dnata, the ground support division of The Emirates Group, has successfully completed a ‘green turnaround’ at Dubai International Airport’s Terminal 2. The ground handler used only zero-emission ramp ground support equipment (GSE) during the turnaround of a flydubai Boeing 737-800.
Passengers on flydubai’s Karachi and Faisalabad flights may have been unaware that they were a part of a step towards a more sustainable future. Passengers boarded and disembarked onto towable stairs which were pushed using electric towbarless tractors operated by dnata’s expertly trained crew.
All bags were transported by similar electric tractors and were loaded and offloaded by electric conveyor belt. All electric power was supplied by Dubai International’s FEGP (Fixed Electrical Ground Power) to minimize CO2 emissions.
FEGP systems allow ground crew to tap into the airport’s main power supply rather than relying on auxiliary power units (APU). According to Aviation Benefits, Nice Côte d’Azur Airport installed FEGP power systems in 2014 and have been cutting CO2 emissions every year since.
Similarly, Barcelona airport uses FEGP’s until five minutes before a plane leaves, thereby saving 58,000 tones of CO2 per year. Heathrow Airport saves 100,000 tonnes per year and Zurich saves 33,000 tonnes per year. By using the mains power, dnata was able to minimize CO2 emissions when powering their electric equipment.
In a statement, HH Sheikh Ahmed bin Saeed Al Maktoum, chairman of Emirates Group, flydubai and Dubai Airports, said,
“The green turnaround, involving a collaborative effort from airline, ground handler and airport operator, highlights Dubai’s commitment and ability to make a difference by using resources in a sustainable manner.”

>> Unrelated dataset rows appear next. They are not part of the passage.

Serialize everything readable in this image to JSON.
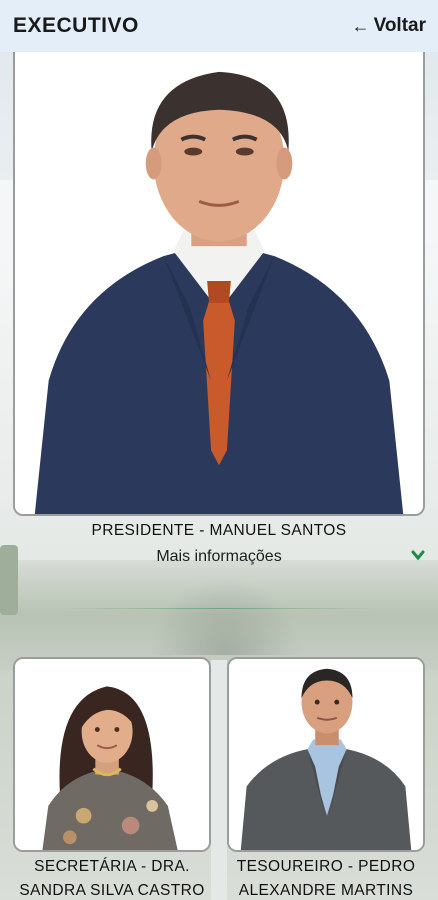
{
  "header": {
    "title": "EXECUTIVO",
    "back_label": "Voltar",
    "back_icon": "arrow-left-icon"
  },
  "members": [
    {
      "role": "PRESIDENTE - MANUEL SANTOS",
      "more_label": "Mais informações",
      "more_icon": "chevron-down-icon"
    },
    {
      "role": "SECRETÁRIA - DRA. SANDRA SILVA CASTRO"
    },
    {
      "role": "TESOUREIRO - PEDRO ALEXANDRE MARTINS"
    }
  ],
  "colors": {
    "header_bg": "#e4eef8",
    "accent_green": "#1e8c46",
    "card_border": "#9c9c9c"
  }
}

dnata’s green future
This is not dnata’s first foray into more sustainable operations. It currently has over 100 eco vehicles operating at two of Dubai’s airports. It has also been working to ensure its fleet of ramp vehicles and forklifts are hybrid or electric as well as working to refurbish old equipment. This has led to a decrease in CO2 emissions and reduced waste. It recently stated that it is aiming to make all passenger handling operations entirely electric at the Dubai World Central Airport over the course of 2020.
dnata has also joined the small group of airlines and providers to ditch single-use plastics. Something which is becoming increasingly common in the industry. It has implemented several initiatives to reduce its carbon footprint and offset some of the emissions that come as part and parcel of working in the aviation industry.
Recently, all dnata staff were given reusable water bottles and a network of water ‘igloos’ were set up to allow staff to refill their bottles. Over summer, it’s estimated that the services provider saved almost 1.2 million water bottles.
Is it enough?
The race to be known as environmentally friendly has led to many improvements within the aviation industry. But is publicity surrounding new environmentally friendly initiatives just a marketing ploy to attract more customers? While dnata is right to celebrate their green turnaround, and this is certainly a step in the right direction, calling it a “significant milestone” seems over-enthusiastic.
dnata may be the first to successfully use the mains power supply to achieve a green turnaround, but surely others should follow suit soon? With the FEGP power supply available in many airports worldwide for over five years, and electric vehicles becoming more popular, this feels like a natural progression for all airport operators.
dnata took the first step, and their forward-thinking planning for a fleet of electric vehicles is commendable, but perhaps not as revolutionary as they seem to believe. With airlines now publicly demonstrating their commitment to reduce single-use plastic and offset carbon emissions, the benefit of being perceived as environmentally friendly is clearly good for business.
What do you think? Are airlines and airport services only providing greener alternatives in order to please environmental aware customers? Are greener alternatives just a marketing ploy are they making a real difference? We’d love to know your thoughts in the comments below.